→ What is required: Using the data that follows, give the number of lines in which the word "count" occurs. Write only the number.

Entries from a dataset of interfaces:
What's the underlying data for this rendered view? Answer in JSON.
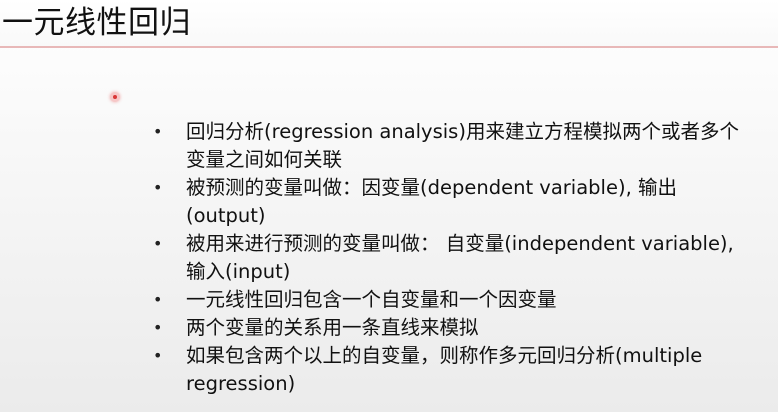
{
  "slide": {
    "title": "一元线性回归",
    "bullet_marker": "•",
    "bullets": [
      "回归分析(regression analysis)用来建立方程模拟两个或者多个变量之间如何关联",
      "被预测的变量叫做：因变量(dependent variable), 输出(output)",
      "被用来进行预测的变量叫做： 自变量(independent variable), 输入(input)",
      "一元线性回归包含一个自变量和一个因变量",
      "两个变量的关系用一条直线来模拟",
      "如果包含两个以上的自变量，则称作多元回归分析(multiple regression)"
    ]
  },
  "colors": {
    "accent_rule": "#e8b8b8",
    "pointer": "#d93636",
    "text": "#111111"
  }
}
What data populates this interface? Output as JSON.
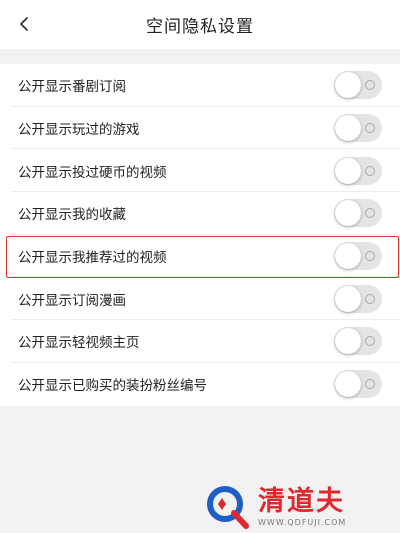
{
  "header": {
    "title": "空间隐私设置",
    "back_icon": "chevron-left-icon"
  },
  "settings": [
    {
      "label": "公开显示番剧订阅",
      "enabled": false
    },
    {
      "label": "公开显示玩过的游戏",
      "enabled": false
    },
    {
      "label": "公开显示投过硬币的视频",
      "enabled": false
    },
    {
      "label": "公开显示我的收藏",
      "enabled": false
    },
    {
      "label": "公开显示我推荐过的视频",
      "enabled": false,
      "highlighted": true
    },
    {
      "label": "公开显示订阅漫画",
      "enabled": false
    },
    {
      "label": "公开显示轻视频主页",
      "enabled": false
    },
    {
      "label": "公开显示已购买的装扮粉丝编号",
      "enabled": false
    }
  ],
  "watermark": {
    "brand": "清道夫",
    "url": "WWW.QDFUJI.COM"
  },
  "colors": {
    "highlight_border": "#d9342b",
    "toggle_track_off": "#e4e4e4",
    "watermark_red": "#e0282f",
    "watermark_blue": "#1f5fc4"
  }
}
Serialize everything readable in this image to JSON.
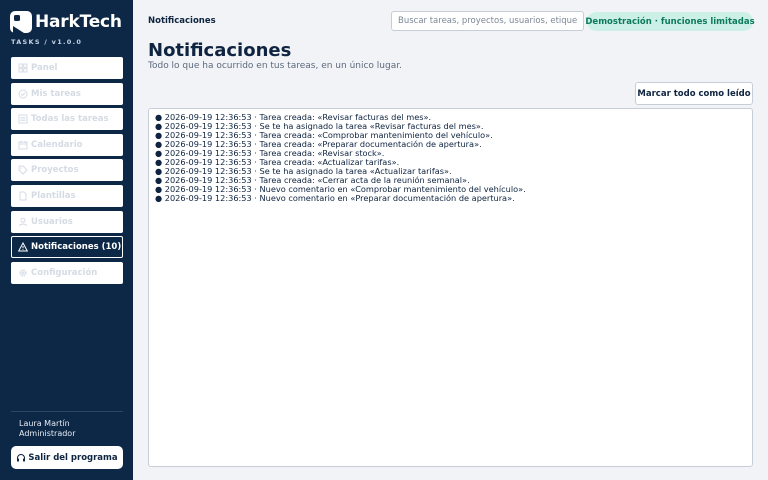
{
  "brand": {
    "name": "HarkTech",
    "sub": "TASKS  /  v1.0.0"
  },
  "sidebar": {
    "items": [
      {
        "label": "Panel",
        "icon": "grid-icon"
      },
      {
        "label": "Mis tareas",
        "icon": "check-circle-icon"
      },
      {
        "label": "Todas las tareas",
        "icon": "list-icon"
      },
      {
        "label": "Calendario",
        "icon": "calendar-icon"
      },
      {
        "label": "Proyectos",
        "icon": "tag-icon"
      },
      {
        "label": "Plantillas",
        "icon": "document-icon"
      },
      {
        "label": "Usuarios",
        "icon": "user-icon"
      },
      {
        "label": "Notificaciones  (10)",
        "icon": "warning-icon",
        "active": true
      },
      {
        "label": "Configuración",
        "icon": "gear-icon"
      }
    ],
    "user": {
      "name": "Laura Martín",
      "role": "Administrador"
    },
    "logout_label": "Salir del programa"
  },
  "topbar": {
    "breadcrumb": "Notificaciones",
    "search_placeholder": "Buscar tareas, proyectos, usuarios, etiquetas...",
    "demo_badge": "Demostración · funciones limitadas"
  },
  "main": {
    "title": "Notificaciones",
    "subtitle": "Todo lo que ha ocurrido en tus tareas, en un único lugar.",
    "mark_all_label": "Marcar todo como leído",
    "notifications": [
      "● 2026-09-19 12:36:53 · Tarea creada: «Revisar facturas del mes».",
      "● 2026-09-19 12:36:53 · Se te ha asignado la tarea «Revisar facturas del mes».",
      "● 2026-09-19 12:36:53 · Tarea creada: «Comprobar mantenimiento del vehículo».",
      "● 2026-09-19 12:36:53 · Tarea creada: «Preparar documentación de apertura».",
      "● 2026-09-19 12:36:53 · Tarea creada: «Revisar stock».",
      "● 2026-09-19 12:36:53 · Tarea creada: «Actualizar tarifas».",
      "● 2026-09-19 12:36:53 · Se te ha asignado la tarea «Actualizar tarifas».",
      "● 2026-09-19 12:36:53 · Tarea creada: «Cerrar acta de la reunión semanal».",
      "● 2026-09-19 12:36:53 · Nuevo comentario en «Comprobar mantenimiento del vehículo».",
      "● 2026-09-19 12:36:53 · Nuevo comentario en «Preparar documentación de apertura»."
    ]
  },
  "colors": {
    "sidebar": "#0d2847",
    "accent": "#0d7a5e",
    "badge_bg": "#ccf0e6"
  }
}
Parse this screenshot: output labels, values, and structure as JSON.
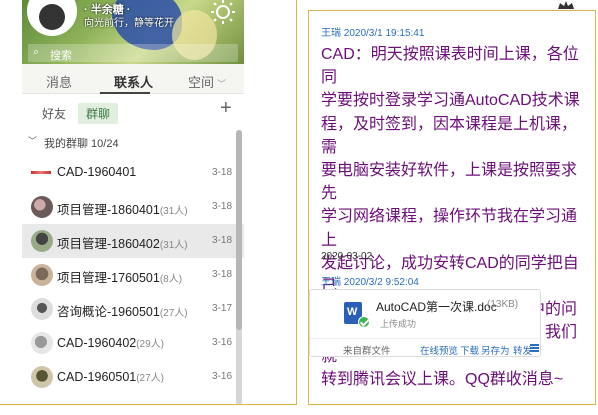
{
  "profile": {
    "name": "· 半余糖 ·",
    "signature": "向光前行，静等花开",
    "search_placeholder": "搜索"
  },
  "tabs": [
    {
      "label": "消息",
      "active": false
    },
    {
      "label": "联系人",
      "active": true
    },
    {
      "label": "空间",
      "active": false,
      "has_chevron": true
    }
  ],
  "subtabs": [
    {
      "label": "好友",
      "active": false
    },
    {
      "label": "群聊",
      "active": true
    }
  ],
  "add_icon": "plus-icon",
  "group_header": {
    "label": "我的群聊 10/24",
    "expanded": true
  },
  "groups": [
    {
      "name": "CAD-1960401",
      "count": "",
      "date": "3-18",
      "avatar": "logo",
      "selected": false
    },
    {
      "name": "项目管理-1860401",
      "count": "(31人)",
      "date": "3-18",
      "avatar": "p1",
      "selected": false
    },
    {
      "name": "项目管理-1860402",
      "count": "(31人)",
      "date": "3-18",
      "avatar": "p2",
      "selected": true
    },
    {
      "name": "项目管理-1760501",
      "count": "(8人)",
      "date": "3-18",
      "avatar": "p3",
      "selected": false
    },
    {
      "name": "咨询概论-1960501",
      "count": "(27人)",
      "date": "3-17",
      "avatar": "p4",
      "selected": false
    },
    {
      "name": "CAD-1960402",
      "count": "(29人)",
      "date": "3-16",
      "avatar": "p5",
      "selected": false
    },
    {
      "name": "CAD-1960501",
      "count": "(27人)",
      "date": "3-16",
      "avatar": "p6",
      "selected": false
    }
  ],
  "chat": {
    "message1": {
      "sender_time": "王瑞 2020/3/1 19:15:41",
      "lines": [
        "CAD：明天按照课表时间上课，各位同",
        "学要按时登录学习通AutoCAD技术课",
        "程，及时签到，因本课程是上机课，需",
        "要电脑安装好软件，上课是按照要求先",
        "学习网络课程，操作环节我在学习通上",
        "发起讨论，成功安转CAD的同学把自己",
        "电脑屏幕拍照上传，讲解操作中的问",
        "题。周一通常学习通可能卡住，我们就",
        "转到腾讯会议上课。QQ群收消息~"
      ],
      "color": "#6b0e78"
    },
    "date_separator": "2020-03-02",
    "message2": {
      "sender_time": "王瑞 2020/3/2 9:52:04",
      "file": {
        "name": "AutoCAD第一次课.doc",
        "size": "(13KB)",
        "status": "上传成功",
        "icon": "word-file-icon",
        "source": "来自群文件",
        "actions": [
          "在线预览",
          "下载",
          "另存为",
          "转发"
        ]
      }
    }
  },
  "colors": {
    "sender": "#2a6ebd",
    "frame": "#d9b64a",
    "selected_row": "#e9e9e9"
  }
}
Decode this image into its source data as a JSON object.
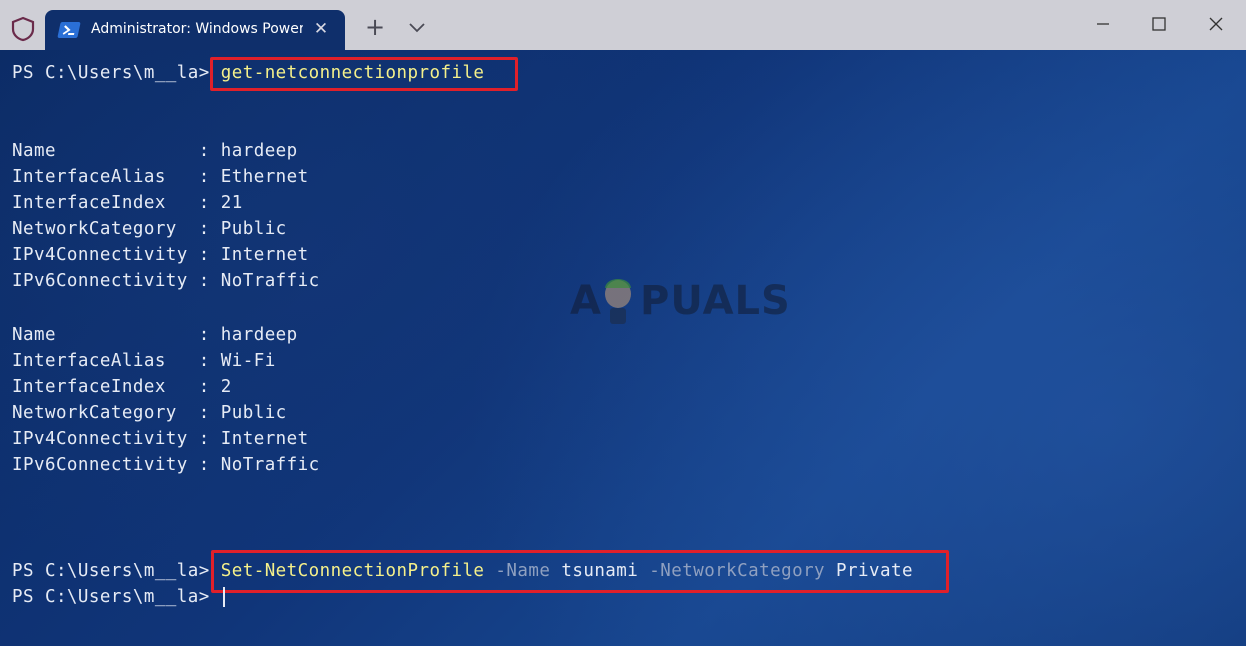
{
  "titlebar": {
    "tab_title": "Administrator: Windows PowerShell",
    "close_glyph": "✕",
    "new_tab_glyph": "+"
  },
  "terminal": {
    "prompt": "PS C:\\Users\\m__la>",
    "command1": "get-netconnectionprofile",
    "profiles": [
      {
        "rows": [
          {
            "key": "Name            ",
            "value": "hardeep"
          },
          {
            "key": "InterfaceAlias  ",
            "value": "Ethernet"
          },
          {
            "key": "InterfaceIndex  ",
            "value": "21"
          },
          {
            "key": "NetworkCategory ",
            "value": "Public"
          },
          {
            "key": "IPv4Connectivity",
            "value": "Internet"
          },
          {
            "key": "IPv6Connectivity",
            "value": "NoTraffic"
          }
        ]
      },
      {
        "rows": [
          {
            "key": "Name            ",
            "value": "hardeep"
          },
          {
            "key": "InterfaceAlias  ",
            "value": "Wi-Fi"
          },
          {
            "key": "InterfaceIndex  ",
            "value": "2"
          },
          {
            "key": "NetworkCategory ",
            "value": "Public"
          },
          {
            "key": "IPv4Connectivity",
            "value": "Internet"
          },
          {
            "key": "IPv6Connectivity",
            "value": "NoTraffic"
          }
        ]
      }
    ],
    "command2": {
      "cmdlet": "Set-NetConnectionProfile",
      "param1": "-Name",
      "arg1": "tsunami",
      "param2": "-NetworkCategory",
      "arg2": "Private"
    },
    "highlight_color": "#e0202a",
    "command_color": "#f5f08a"
  },
  "watermark": {
    "text_left": "A",
    "text_right": "PUALS"
  }
}
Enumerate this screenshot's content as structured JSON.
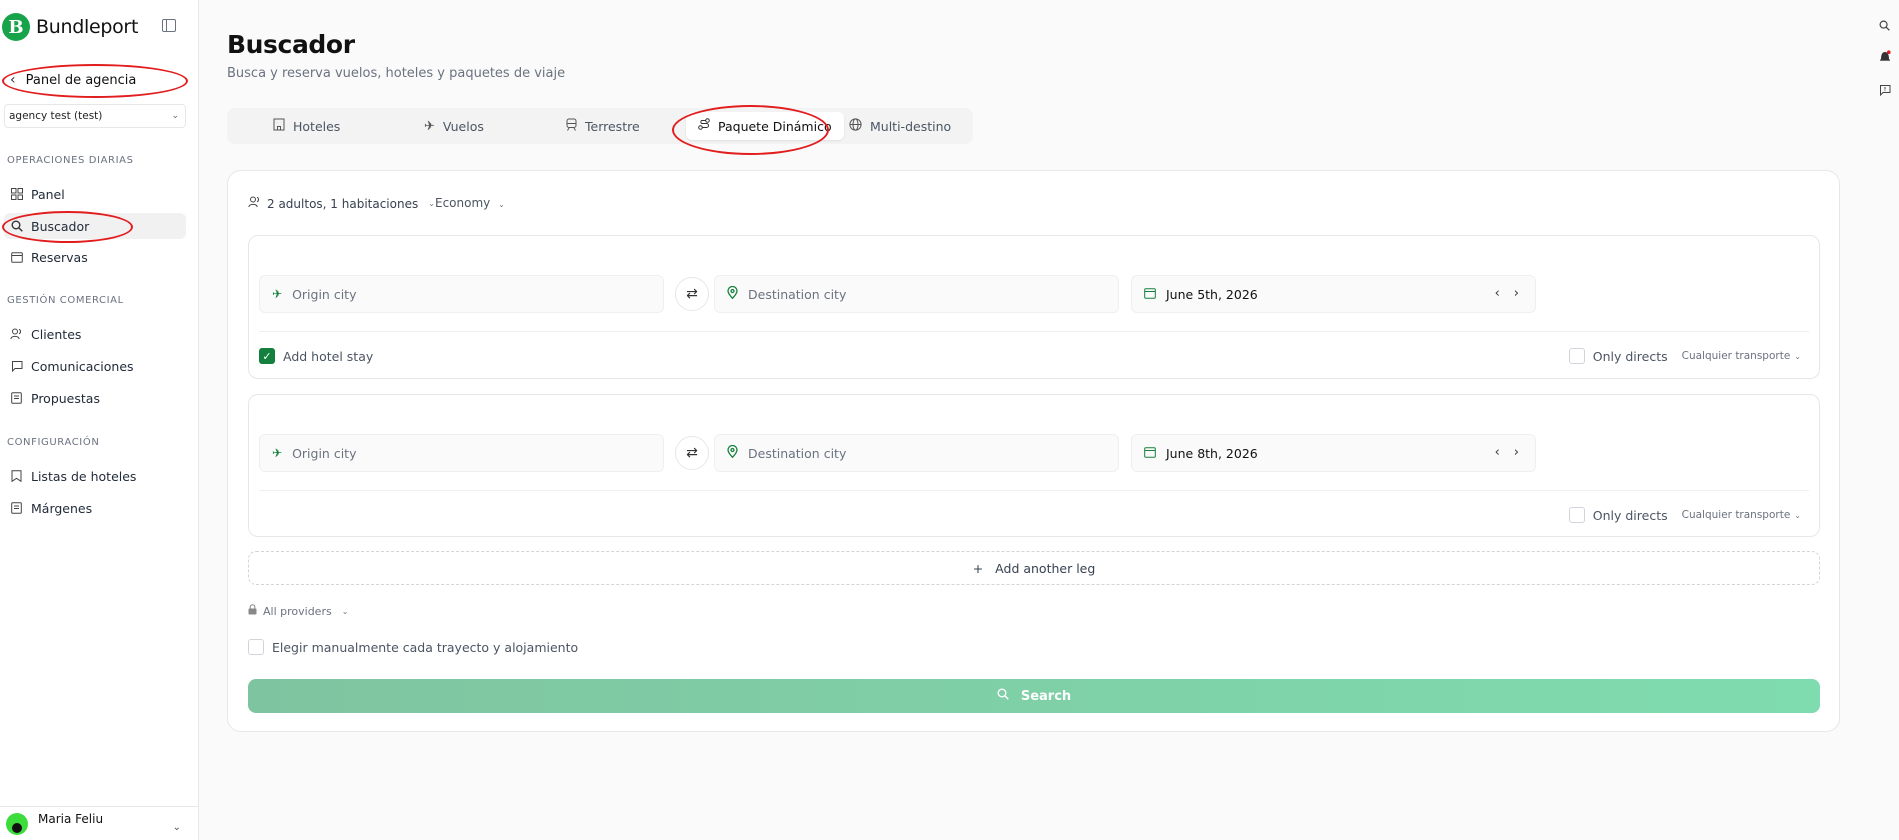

→ Task solution: 7